##### Records provided
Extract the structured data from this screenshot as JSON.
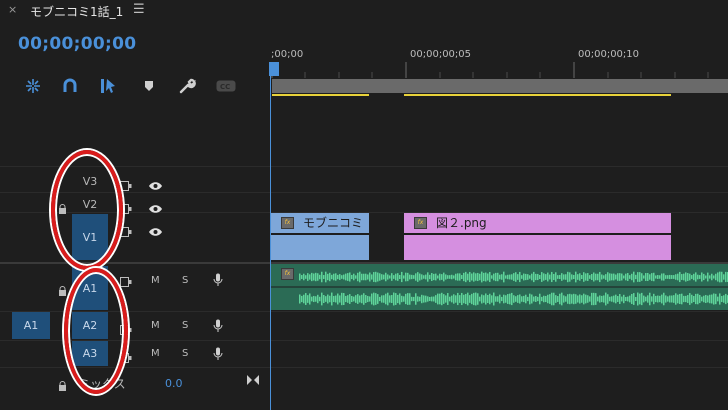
{
  "tab": {
    "close_icon": "×",
    "title": "モブニコミ1話_1",
    "menu_icon": "☰"
  },
  "timecode": "00;00;00;00",
  "ruler": {
    "ticks": [
      ";00;00",
      "00;00;00;05",
      "00;00;00;10"
    ]
  },
  "tracks": {
    "video": [
      {
        "id": "V3",
        "target": false
      },
      {
        "id": "V2",
        "target": false
      },
      {
        "id": "V1",
        "target": true
      }
    ],
    "audio": [
      {
        "id": "A1",
        "target": true
      },
      {
        "id": "A2",
        "target": true,
        "source": "A1"
      },
      {
        "id": "A3",
        "target": true
      }
    ],
    "audio_buttons": {
      "mute": "M",
      "solo": "S"
    }
  },
  "clips": {
    "v1_a": {
      "name": "モブニコミ",
      "fx": "fx"
    },
    "v1_b": {
      "name": "図２.png",
      "fx": "fx"
    },
    "a1": {
      "fx": "fx"
    }
  },
  "mix": {
    "label": "ミックス",
    "value": "0.0"
  },
  "colors": {
    "accent": "#4a90d9",
    "video_clip": "#7ea7d9",
    "image_clip": "#d58fe0",
    "audio_clip": "#2b6b55",
    "annotation": "#d91c1c"
  },
  "icons": [
    "snap-icon",
    "linked-selection-icon",
    "selection-tool-icon",
    "marker-icon",
    "wrench-icon",
    "captions-icon"
  ]
}
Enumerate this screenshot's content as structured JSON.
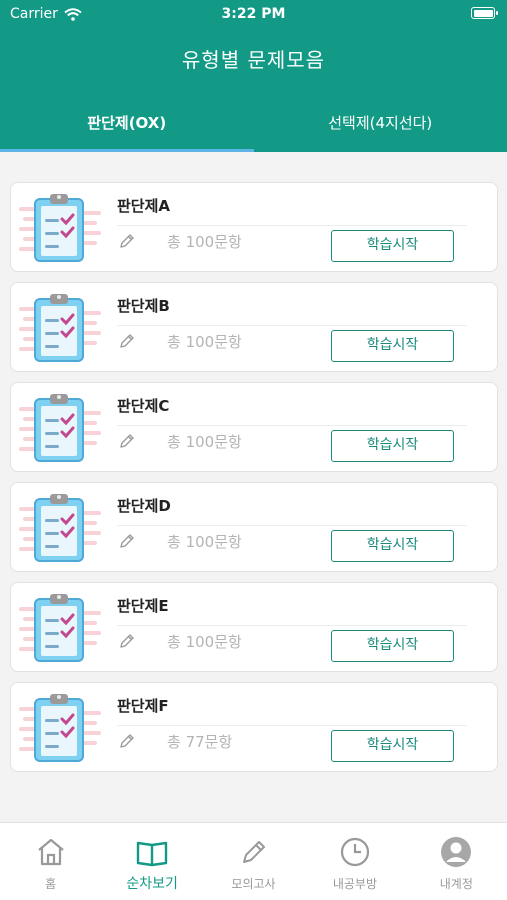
{
  "status": {
    "carrier": "Carrier",
    "time": "3:22 PM"
  },
  "header": {
    "title": "유형별 문제모음"
  },
  "tabs": [
    {
      "label": "판단제(OX)",
      "active": true
    },
    {
      "label": "선택제(4지선다)",
      "active": false
    }
  ],
  "cards": [
    {
      "title": "판단제A",
      "count": "총 100문항",
      "button": "학습시작"
    },
    {
      "title": "판단제B",
      "count": "총 100문항",
      "button": "학습시작"
    },
    {
      "title": "판단제C",
      "count": "총 100문항",
      "button": "학습시작"
    },
    {
      "title": "판단제D",
      "count": "총 100문항",
      "button": "학습시작"
    },
    {
      "title": "판단제E",
      "count": "총 100문항",
      "button": "학습시작"
    },
    {
      "title": "판단제F",
      "count": "총 77문항",
      "button": "학습시작"
    }
  ],
  "bottom_nav": [
    {
      "label": "홈",
      "icon": "home-icon",
      "active": false
    },
    {
      "label": "순차보기",
      "icon": "book-icon",
      "active": true
    },
    {
      "label": "모의고사",
      "icon": "pencil-icon",
      "active": false
    },
    {
      "label": "내공부방",
      "icon": "clock-icon",
      "active": false
    },
    {
      "label": "내계정",
      "icon": "user-icon",
      "active": false
    }
  ],
  "colors": {
    "accent": "#129a86",
    "tab_indicator": "#5bb3e6",
    "button": "#1b8c7c"
  }
}
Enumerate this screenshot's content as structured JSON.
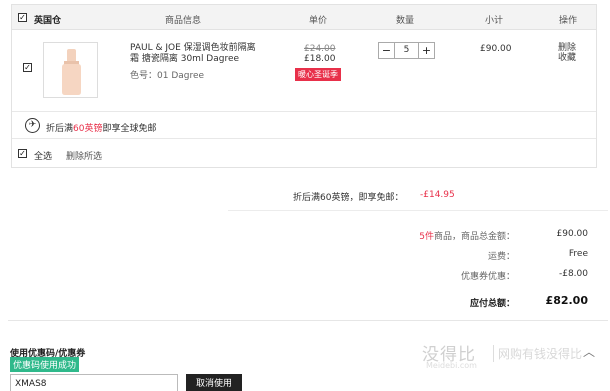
{
  "header": {
    "warehouse": "英国仓",
    "col_product": "商品信息",
    "col_price": "单价",
    "col_qty": "数量",
    "col_subtotal": "小计",
    "col_action": "操作"
  },
  "item": {
    "name": "PAUL & JOE 保湿调色妆前隔离霜 搪瓷隔离 30ml Dagree",
    "color": "色号：01 Dagree",
    "price_old": "£24.00",
    "price_new": "£18.00",
    "promo_badge": "暖心圣诞季",
    "qty_minus": "−",
    "qty": "5",
    "qty_plus": "+",
    "subtotal": "£90.00",
    "delete": "删除",
    "favorite": "收藏"
  },
  "shipping": {
    "prefix": "折后满",
    "amount": "60英镑",
    "suffix": "即享全球免邮"
  },
  "selection": {
    "select_all": "全选",
    "delete_selected": "删除所选"
  },
  "summary": {
    "free_ship_note": "折后满60英镑，即享免邮：",
    "free_ship_amount": "-£14.95",
    "count": "5件",
    "goods_total_label": "商品，商品总金额：",
    "goods_total": "£90.00",
    "shipping_label": "运费：",
    "shipping": "Free",
    "coupon_label": "优惠券优惠：",
    "coupon": "-£8.00",
    "total_label": "应付总额：",
    "total": "£82.00"
  },
  "coupon": {
    "title": "使用优惠码/优惠券",
    "success": "优惠码使用成功",
    "code": "XMAS8",
    "cancel": "取消使用"
  },
  "watermark": {
    "brand": "没得比",
    "site": "Meidebi.com",
    "slogan": "网购有钱没得比"
  },
  "colors": {
    "accent_red": "#e8304a",
    "success_green": "#2fb98b"
  }
}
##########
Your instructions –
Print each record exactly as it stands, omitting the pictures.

Written solution –
Extract the structured data from this screenshot as JSON.
{
  "tab": {
    "close_icon": "×",
    "title": "モブニコミ1話_1",
    "menu_icon": "☰"
  },
  "timecode": "00;00;00;00",
  "ruler": {
    "ticks": [
      ";00;00",
      "00;00;00;05",
      "00;00;00;10"
    ]
  },
  "tracks": {
    "video": [
      {
        "id": "V3",
        "target": false
      },
      {
        "id": "V2",
        "target": false
      },
      {
        "id": "V1",
        "target": true
      }
    ],
    "audio": [
      {
        "id": "A1",
        "target": true
      },
      {
        "id": "A2",
        "target": true,
        "source": "A1"
      },
      {
        "id": "A3",
        "target": true
      }
    ],
    "audio_buttons": {
      "mute": "M",
      "solo": "S"
    }
  },
  "clips": {
    "v1_a": {
      "name": "モブニコミ",
      "fx": "fx"
    },
    "v1_b": {
      "name": "図２.png",
      "fx": "fx"
    },
    "a1": {
      "fx": "fx"
    }
  },
  "mix": {
    "label": "ミックス",
    "value": "0.0"
  },
  "colors": {
    "accent": "#4a90d9",
    "video_clip": "#7ea7d9",
    "image_clip": "#d58fe0",
    "audio_clip": "#2b6b55",
    "annotation": "#d91c1c"
  },
  "icons": [
    "snap-icon",
    "linked-selection-icon",
    "selection-tool-icon",
    "marker-icon",
    "wrench-icon",
    "captions-icon"
  ]
}
Enumerate this screenshot's content as structured JSON.
{
  "status": {
    "carrier": "Carrier",
    "time": "3:22 PM"
  },
  "header": {
    "title": "유형별 문제모음"
  },
  "tabs": [
    {
      "label": "판단제(OX)",
      "active": true
    },
    {
      "label": "선택제(4지선다)",
      "active": false
    }
  ],
  "cards": [
    {
      "title": "판단제A",
      "count": "총 100문항",
      "button": "학습시작"
    },
    {
      "title": "판단제B",
      "count": "총 100문항",
      "button": "학습시작"
    },
    {
      "title": "판단제C",
      "count": "총 100문항",
      "button": "학습시작"
    },
    {
      "title": "판단제D",
      "count": "총 100문항",
      "button": "학습시작"
    },
    {
      "title": "판단제E",
      "count": "총 100문항",
      "button": "학습시작"
    },
    {
      "title": "판단제F",
      "count": "총 77문항",
      "button": "학습시작"
    }
  ],
  "bottom_nav": [
    {
      "label": "홈",
      "icon": "home-icon",
      "active": false
    },
    {
      "label": "순차보기",
      "icon": "book-icon",
      "active": true
    },
    {
      "label": "모의고사",
      "icon": "pencil-icon",
      "active": false
    },
    {
      "label": "내공부방",
      "icon": "clock-icon",
      "active": false
    },
    {
      "label": "내계정",
      "icon": "user-icon",
      "active": false
    }
  ],
  "colors": {
    "accent": "#129a86",
    "tab_indicator": "#5bb3e6",
    "button": "#1b8c7c"
  }
}
Enumerate this screenshot's content as structured JSON.
{
  "header": {
    "warehouse": "英国仓",
    "col_product": "商品信息",
    "col_price": "单价",
    "col_qty": "数量",
    "col_subtotal": "小计",
    "col_action": "操作"
  },
  "item": {
    "name": "PAUL & JOE 保湿调色妆前隔离霜 搪瓷隔离 30ml Dagree",
    "color": "色号：01 Dagree",
    "price_old": "£24.00",
    "price_new": "£18.00",
    "promo_badge": "暖心圣诞季",
    "qty_minus": "−",
    "qty": "5",
    "qty_plus": "+",
    "subtotal": "£90.00",
    "delete": "删除",
    "favorite": "收藏"
  },
  "shipping": {
    "prefix": "折后满",
    "amount": "60英镑",
    "suffix": "即享全球免邮"
  },
  "selection": {
    "select_all": "全选",
    "delete_selected": "删除所选"
  },
  "summary": {
    "free_ship_note": "折后满60英镑，即享免邮：",
    "free_ship_amount": "-£14.95",
    "count": "5件",
    "goods_total_label": "商品，商品总金额：",
    "goods_total": "£90.00",
    "shipping_label": "运费：",
    "shipping": "Free",
    "coupon_label": "优惠券优惠：",
    "coupon": "-£8.00",
    "total_label": "应付总额：",
    "total": "£82.00"
  },
  "coupon": {
    "title": "使用优惠码/优惠券",
    "success": "优惠码使用成功",
    "code": "XMAS8",
    "cancel": "取消使用"
  },
  "watermark": {
    "brand": "没得比",
    "site": "Meidebi.com",
    "slogan": "网购有钱没得比"
  },
  "colors": {
    "accent_red": "#e8304a",
    "success_green": "#2fb98b"
  }
}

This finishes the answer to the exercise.